*What the task asks*: Using the records below, give the number of lines where the string "PulseLength" shows up. Add nothing to it.
*** Opening of Available data ***
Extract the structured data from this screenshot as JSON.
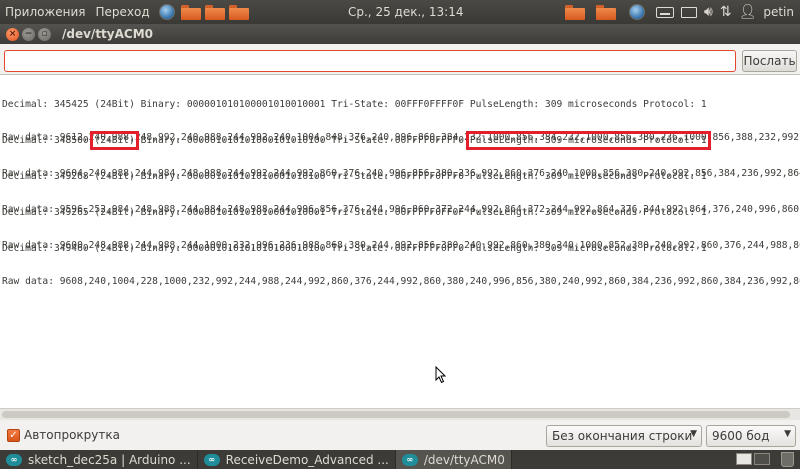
{
  "top_panel": {
    "menu": [
      "Приложения",
      "Переход"
    ],
    "clock": "Ср., 25 дек., 13:14",
    "user": "petin",
    "tray_icons": [
      "keyboard-icon",
      "mail-icon",
      "volume-icon",
      "network-icon",
      "user-icon"
    ]
  },
  "window": {
    "title": "/dev/ttyACM0",
    "send_input": {
      "value": "",
      "placeholder": ""
    },
    "send_button": "Послать",
    "output_blocks": [
      {
        "decimal_line": "Decimal: 345425 (24Bit) Binary: 000001010100001010010001 Tri-State: 00FFF0FFFF0F PulseLength: 309 microseconds Protocol: 1",
        "raw_line": "Raw data: 9612,240,988,248,992,240,988,244,992,240,1004,848,376,240,996,860,384,232,1000,856,384,232,1000,856,380,236,1000,856,388,232,992,860,388"
      },
      {
        "decimal_prefix": "Decimal: 348500 ",
        "decimal_bits": "(24Bit)",
        "decimal_middle": " Binary: 000001010101000101010100 Tri-State: 00FFFF0FFFF0 ",
        "decimal_pulse": "PulseLength: 309 microseconds Protocol: 1",
        "raw_line": "Raw data: 9604,240,988,244,984,248,988,244,992,244,992,860,376,240,996,856,380,236,992,860,376,240,1000,856,380,240,992,856,384,236,992,864,380,236"
      },
      {
        "decimal_line": "Decimal: 349268 (24Bit) Binary: 000001010101010001010100 Tri-State: 00FFFFF0FFF0 PulseLength: 309 microseconds Protocol: 1",
        "raw_line": "Raw data: 9596,252,984,248,988,244,984,248,988,244,996,856,376,244,996,860,372,244,992,864,372,244,992,864,376,244,992,864,376,240,996,860,372,244"
      },
      {
        "decimal_line": "Decimal: 349265 (24Bit) Binary: 000001010101010001010001 Tri-State: 00FFFFF0FF0F PulseLength: 309 microseconds Protocol: 1",
        "raw_line": "Raw data: 9600,248,988,244,988,244,1000,232,996,236,988,868,380,244,992,856,380,240,992,860,380,240,1000,852,380,240,992,860,376,244,988,864,380,244"
      },
      {
        "decimal_line": "Decimal: 349460 (24Bit) Binary: 000001010101010100010100 Tri-State: 00FFFFFF0FF0 PulseLength: 309 microseconds Protocol: 1",
        "raw_line": "Raw data: 9608,240,1004,228,1000,232,992,244,988,244,992,860,376,244,992,860,380,240,996,856,380,240,992,860,384,236,992,860,384,236,992,860,384,236"
      }
    ],
    "autoscroll": {
      "label": "Автопрокрутка",
      "checked": true
    },
    "line_ending": "Без окончания строки",
    "baud_rate": "9600 бод"
  },
  "taskbar": {
    "items": [
      "sketch_dec25a | Arduino ...",
      "ReceiveDemo_Advanced ...",
      "/dev/ttyACM0"
    ]
  }
}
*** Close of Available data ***
*Task result*: 5